T-Rex's Brain Was Ready to Fly

CT scans reveal that non-avian dinosaurs had what look like 'bird brains'
By Kevin Spak,  Newser Staff
Posted Jul 31, 2013 2:50 PM CDT
T-Rex's Brain Was Ready to Fly
A replica of a full-length skeleton of Tyrannosaurus rex at the National Science Museum in Tokyo.   (AP Photo/Shuji Kajiyama)

Look! Up in the sky! It's a bird! It's a plane! It's … T-Rex? Not actually, but you'll be forgiven if that's the image left by a new study that found some nonavian dinosaurs—including the lizard king himself—may have had "bird brains" wired for flight. Birds have big brain cavities, especially in the forebrain region, which is what gives them the vision necessary to fly, LiveScience explains. Now, scientists have found similar brain cavities in dinosaurs that never actually flew.

"For a long time, bird brains were considered really different than those in other so-called reptiles," says a study co-author. But in cases like this one, bird attributes "can be seen cascading down the tree of life." The finding also takes some of the shine off of Archaeopteryx; until now, it had been held up as a unique transitional species between dinosaurs and birds. Now, it appears it has lots of transitional company. (Read more dinosaurs stories.)
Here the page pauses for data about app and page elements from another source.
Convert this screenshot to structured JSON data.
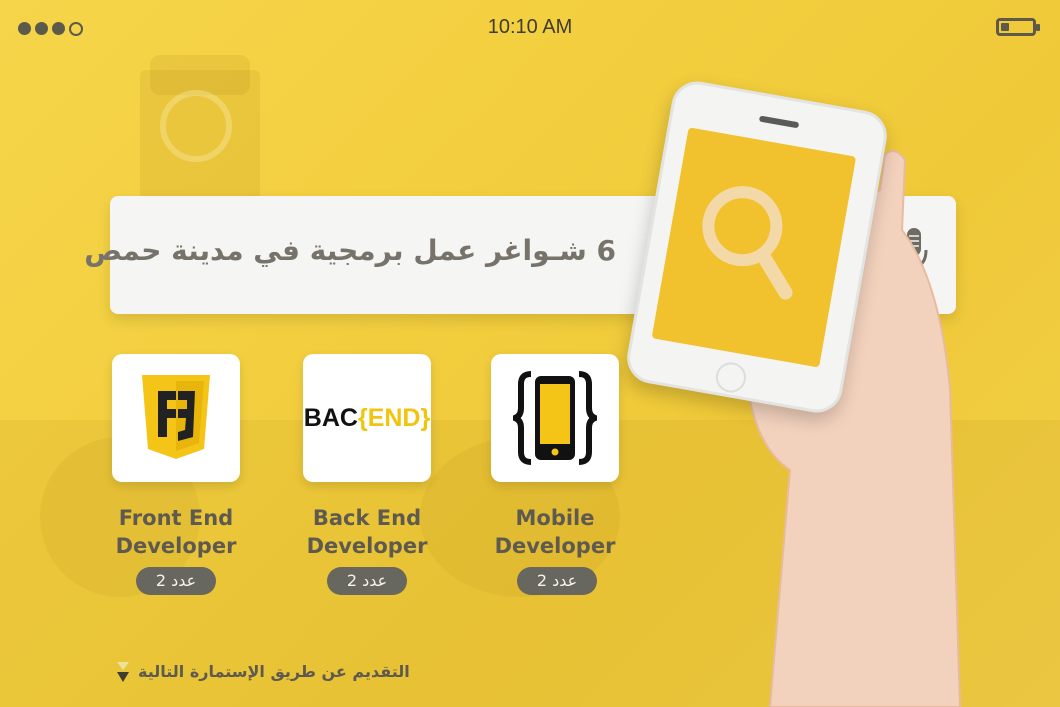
{
  "status_bar": {
    "time": "10:10 AM",
    "signal_dots": 4,
    "signal_filled": 3,
    "battery_level": 0.25
  },
  "search": {
    "query": "6 شـواغر عمل برمجية في مدينة حمص",
    "icon": "microphone-icon"
  },
  "cards": [
    {
      "title_line1": "Front End",
      "title_line2": "Developer",
      "badge": "عدد 2",
      "icon": "css3-shield-icon"
    },
    {
      "title_line1": "Back End",
      "title_line2": "Developer",
      "badge": "عدد 2",
      "logo_prefix": "BAC",
      "logo_bracket": "{",
      "logo_suffix": "END",
      "logo_close": "}"
    },
    {
      "title_line1": "Mobile",
      "title_line2": "Developer",
      "badge": "عدد 2",
      "icon": "mobile-brackets-icon"
    }
  ],
  "footer": {
    "text": "التقديم عن طريق الإستمارة التالية"
  },
  "colors": {
    "background": "#f3cf3f",
    "accent_yellow": "#f1c40f",
    "text_dark": "#5e5a4f",
    "badge_bg": "#67665f"
  }
}
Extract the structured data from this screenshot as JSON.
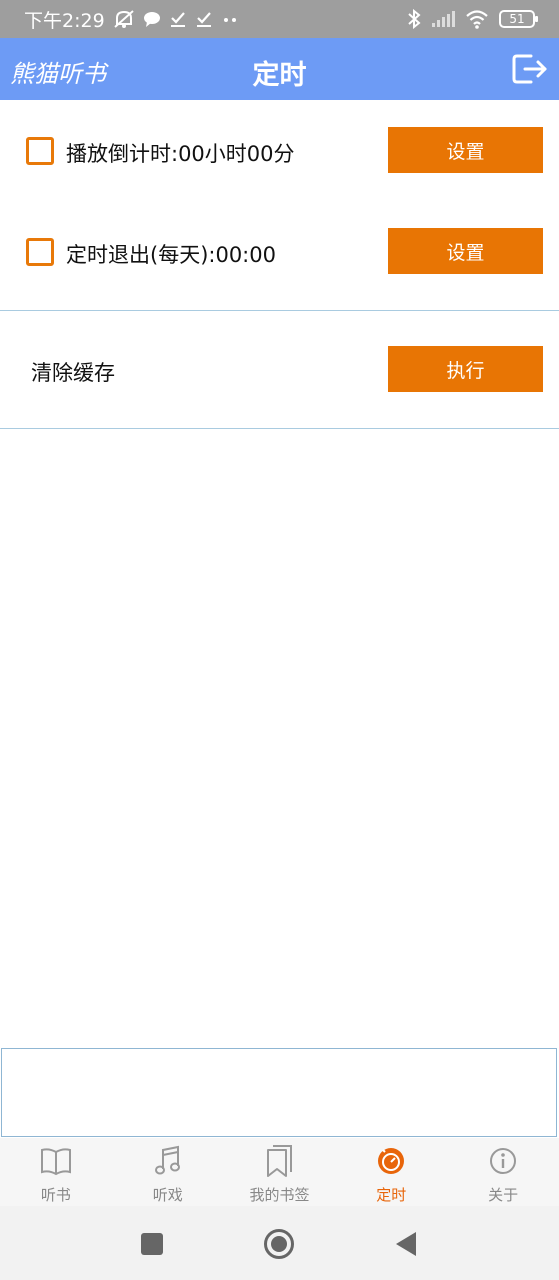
{
  "status_bar": {
    "time": "下午2:29",
    "battery": "51",
    "icons": [
      "mute-icon",
      "chat-bubble-icon",
      "download-done-icon",
      "download-done-icon",
      "more-dots-icon",
      "bluetooth-icon",
      "signal-icon",
      "wifi-icon",
      "battery-icon"
    ]
  },
  "header": {
    "brand": "熊猫听书",
    "title": "定时",
    "exit_icon": "exit-icon"
  },
  "settings": {
    "countdown": {
      "label": "播放倒计时:00小时00分",
      "button": "设置",
      "checked": false
    },
    "daily_exit": {
      "label": "定时退出(每天):00:00",
      "button": "设置",
      "checked": false
    },
    "clear_cache": {
      "label": "清除缓存",
      "button": "执行"
    }
  },
  "bottom_nav": {
    "items": [
      {
        "label": "听书",
        "icon": "book-icon",
        "active": false
      },
      {
        "label": "听戏",
        "icon": "music-note-icon",
        "active": false
      },
      {
        "label": "我的书签",
        "icon": "bookmark-icon",
        "active": false
      },
      {
        "label": "定时",
        "icon": "timer-icon",
        "active": true
      },
      {
        "label": "关于",
        "icon": "info-icon",
        "active": false
      }
    ]
  },
  "colors": {
    "header_bg": "#6d9bf5",
    "accent_orange": "#e87504",
    "active_nav": "#e8650a"
  }
}
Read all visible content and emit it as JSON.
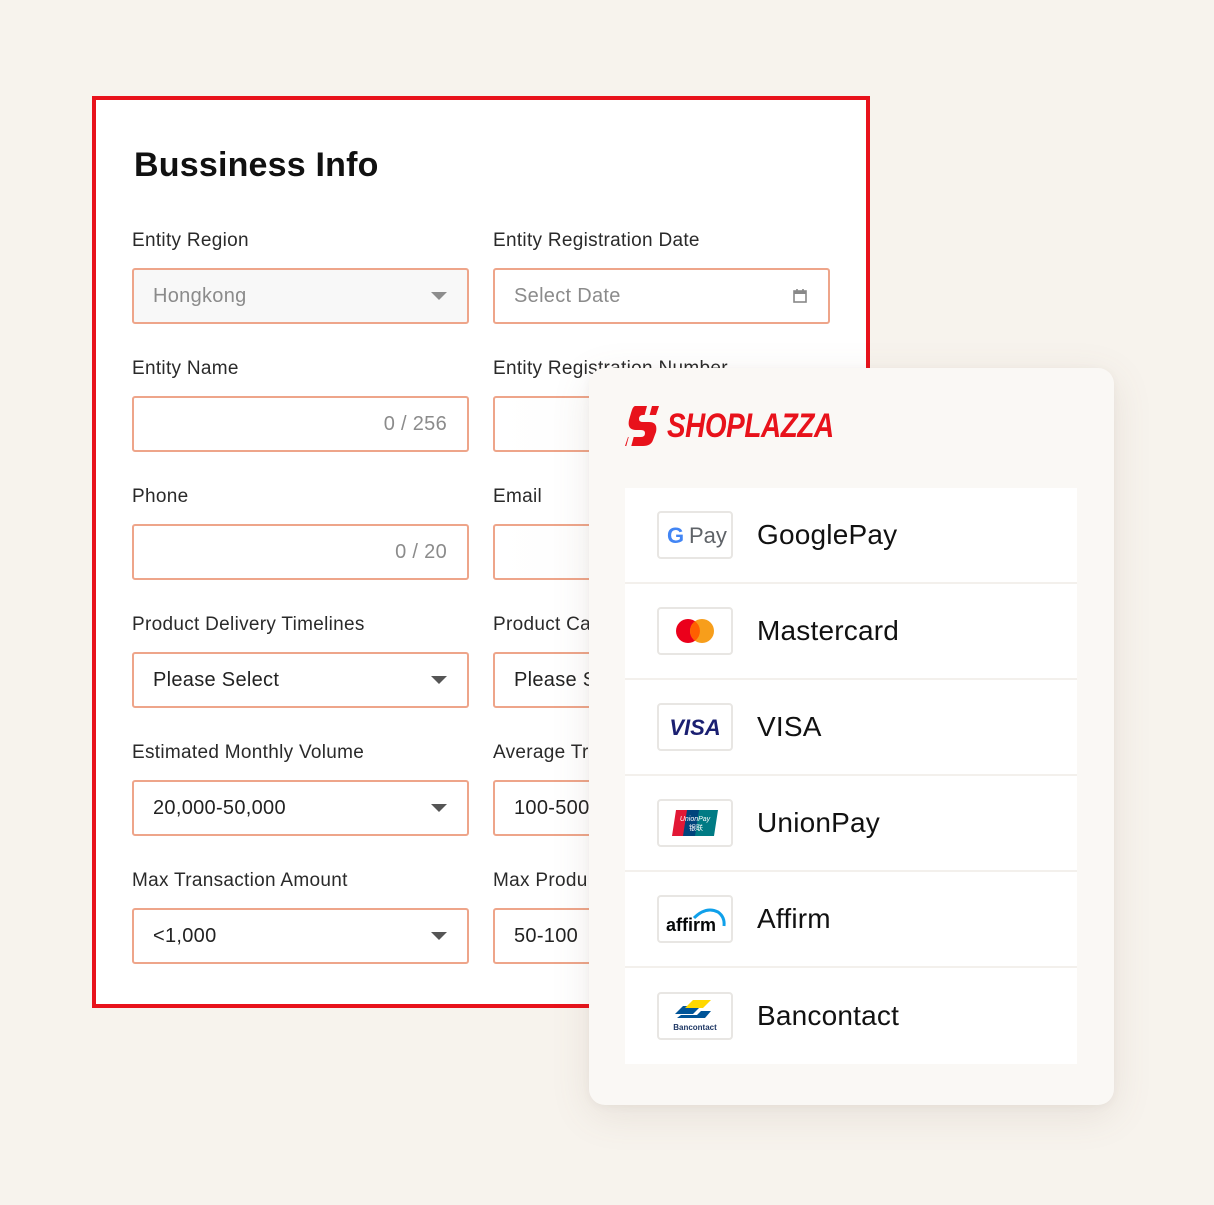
{
  "form": {
    "title": "Bussiness Info",
    "fields": {
      "entity_region": {
        "label": "Entity Region",
        "value": "Hongkong"
      },
      "entity_registration_date": {
        "label": "Entity Registration Date",
        "placeholder": "Select Date"
      },
      "entity_name": {
        "label": "Entity Name",
        "counter": "0 / 256"
      },
      "entity_registration_number": {
        "label": "Entity Registration Number"
      },
      "phone": {
        "label": "Phone",
        "counter": "0 / 20"
      },
      "email": {
        "label": "Email"
      },
      "product_delivery_timelines": {
        "label": "Product Delivery Timelines",
        "value": "Please Select"
      },
      "product_category": {
        "label": "Product Ca",
        "value": "Please S"
      },
      "estimated_monthly_volume": {
        "label": "Estimated Monthly Volume",
        "value": "20,000-50,000"
      },
      "average_transaction": {
        "label": "Average Tr",
        "value": "100-500"
      },
      "max_transaction_amount": {
        "label": "Max Transaction Amount",
        "value": "<1,000"
      },
      "max_product": {
        "label": "Max Produ",
        "value": "50-100"
      }
    }
  },
  "payments": {
    "brand": "SHOPLAZZA",
    "brand_color": "#e8121b",
    "methods": [
      {
        "name": "GooglePay",
        "icon": "google-pay-logo"
      },
      {
        "name": "Mastercard",
        "icon": "mastercard-logo"
      },
      {
        "name": "VISA",
        "icon": "visa-logo"
      },
      {
        "name": "UnionPay",
        "icon": "unionpay-logo"
      },
      {
        "name": "Affirm",
        "icon": "affirm-logo"
      },
      {
        "name": "Bancontact",
        "icon": "bancontact-logo"
      }
    ],
    "logo_text": {
      "gpay_g": "G",
      "gpay_pay": "Pay",
      "visa": "VISA",
      "unionpay_1": "UnionPay",
      "unionpay_2": "银联",
      "affirm": "affirm",
      "bancontact": "Bancontact"
    }
  }
}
We use cookies. By Clicking "OK" or any content on this site, you agree to allow cookies to be placed. Read more in our privacy policy.
Get the news faster.
Tap to install our app.
Install the Newser News app
in two easy steps:
1. Tap in your navigation bar.
2. Tap to Add to Home Screen.